After beginning immunotherapy treatment, brain metastases can appear to increase in size/shape or number. This is referred to as pseudoprogression. This is not due to the progression of the disease, but is rather part of how the drug works. This is thought to occur, in part, due to immune cells flooding to the area of the cancer and surrounding the tumor, making it appear larger. The tumor can be expected to decrease in size later on in treatment once the immune system has attacked the cancer. If new metastases appear, it is suspected that there already existed groups of cancerous cells that were just too small-scale to detect with imaging or that are now seen on a scan, surrounded by immune cells. It is important to distinguish this pseudoprogression from true progression, which would signal that the immunotherapy is ineffective.

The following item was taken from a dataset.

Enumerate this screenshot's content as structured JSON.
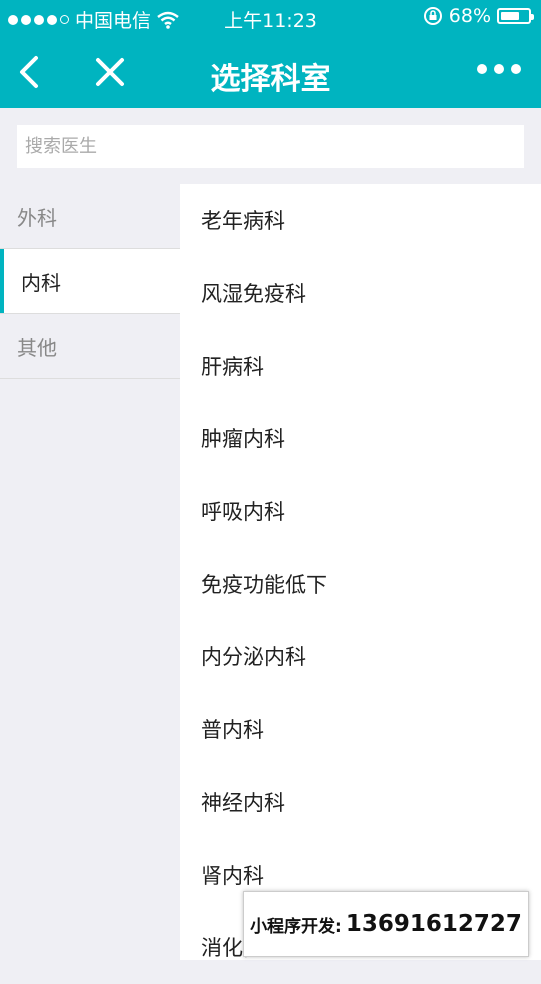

Surgical removal of the tumor, if possible, is often part of initial treatment. This could mean removing the whole tumor, or just a part of it. The location, number, and shape/size of the tumors determines if surgery is a viable option. In some instances, a partial tumor removal can help improve quality of life by decreasing symptoms. If the tumors are small and the patient is not experiencing symptoms, surgery may not be needed. Surgery is typically followed by radiation or medications to prevent recurrence.
Palliative care refers to symptom management with the goal of increasing a patient’s quality of life. This type of care is often thought to be the same as end-of-life care, however, palliative care can be started at any time during disease progression. Appropriate symptom management improves patients’ lives and survival time.
Lung Cancer Life Expectancy with Brain Mets
Lung cancer is still the leading cause of cancer-related death. Once it has metastasized to the brain, the lung cancer life expectancy is typically less than one year. However, as our knowledge of the disease and its treatment options improve, so does the outlook on survival. Advancements in diagnostic tools have led to earlier detection of lung cancer and brain metastases. Changes in surgical and radiation techniques are becoming more tumor-specific. Targeted therapy and immunotherapy also provide individualized treatment options and are becoming more widely used, leading to overall better survival.
The Graded Prognostic Assessment is a tool used to help estimate median survival time. This tool considers several factors. Cancer type, patient’s age, patient’s functional impairment, the presence of metastases outside the brain, number of brain metastases, and presence of gene mutations and immune system proteins, help to estimate a patient’s prognosis. It is important to remember, however, that this is just an estimate. Every individual’s cancer will respond differently. Advancements in genetic testing bring us closer to being able to tailor treatment plans to each individual patient most effectively.
Lung cancer with brain metastasis can be a scary diagnosis to receive. There are many resources and online communities available to help patients get the information they need and connect with others who may have received similar diagnoses.